▶ _EXERCISE_
Go through the entries below and work out how many lines include "icon"; give only that number.

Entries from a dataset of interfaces
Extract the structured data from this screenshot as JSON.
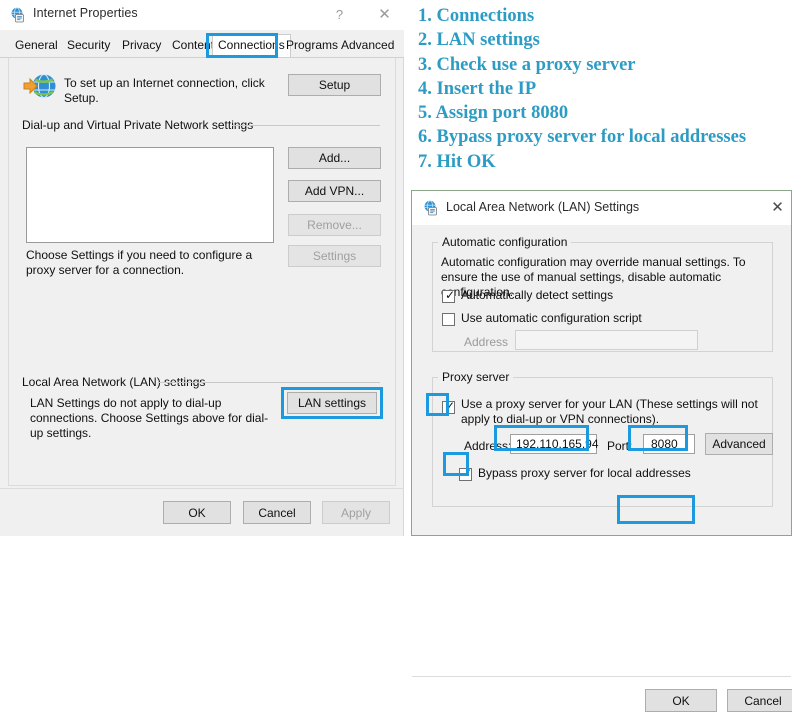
{
  "internet_properties": {
    "title": "Internet Properties",
    "title_icon": "internet-properties-icon",
    "help_button": "?",
    "close_button": "✕",
    "tabs": [
      {
        "label": "General",
        "selected": false
      },
      {
        "label": "Security",
        "selected": false
      },
      {
        "label": "Privacy",
        "selected": false
      },
      {
        "label": "Content",
        "selected": false
      },
      {
        "label": "Connections",
        "selected": true
      },
      {
        "label": "Programs",
        "selected": false
      },
      {
        "label": "Advanced",
        "selected": false
      }
    ],
    "setup_text": "To set up an Internet connection, click Setup.",
    "setup_button": "Setup",
    "dialup_group_label": "Dial-up and Virtual Private Network settings",
    "dialup_list_value": "",
    "add_button": "Add...",
    "add_vpn_button": "Add VPN...",
    "remove_button": "Remove...",
    "settings_button": "Settings",
    "choose_settings_text": "Choose Settings if you need to configure a proxy server for a connection.",
    "lan_group_label": "Local Area Network (LAN) settings",
    "lan_desc_text": "LAN Settings do not apply to dial-up connections. Choose Settings above for dial-up settings.",
    "lan_settings_button": "LAN settings",
    "ok_button": "OK",
    "cancel_button": "Cancel",
    "apply_button": "Apply"
  },
  "steps": [
    "1. Connections",
    "2. LAN settings",
    "3. Check use a proxy server",
    "4. Insert the IP",
    "5. Assign port 8080",
    "6. Bypass proxy server for local addresses",
    "7. Hit OK"
  ],
  "lan_settings": {
    "title": "Local Area Network (LAN) Settings",
    "title_icon": "lan-settings-icon",
    "close_button": "✕",
    "auto_config": {
      "group_label": "Automatic configuration",
      "description": "Automatic configuration may override manual settings.  To ensure the use of manual settings, disable automatic configuration.",
      "auto_detect_label": "Automatically detect settings",
      "auto_detect_checked": true,
      "use_script_label": "Use automatic configuration script",
      "use_script_checked": false,
      "address_label": "Address",
      "address_value": "",
      "address_enabled": false
    },
    "proxy": {
      "group_label": "Proxy server",
      "use_proxy_label": "Use a proxy server for your LAN (These settings will not apply to dial-up or VPN connections).",
      "use_proxy_checked": true,
      "address_label": "Address:",
      "address_value": "192.110.165.94",
      "port_label": "Port:",
      "port_value": "8080",
      "advanced_button": "Advanced",
      "bypass_label": "Bypass proxy server for local addresses",
      "bypass_checked": true
    },
    "ok_button": "OK",
    "cancel_button": "Cancel"
  },
  "colors": {
    "annotation_highlight": "#1b9ae0",
    "step_text": "#2d9cc4",
    "window_background": "#f0f0f0",
    "button_face": "#e1e1e1"
  }
}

▶ _RESPONSE_
2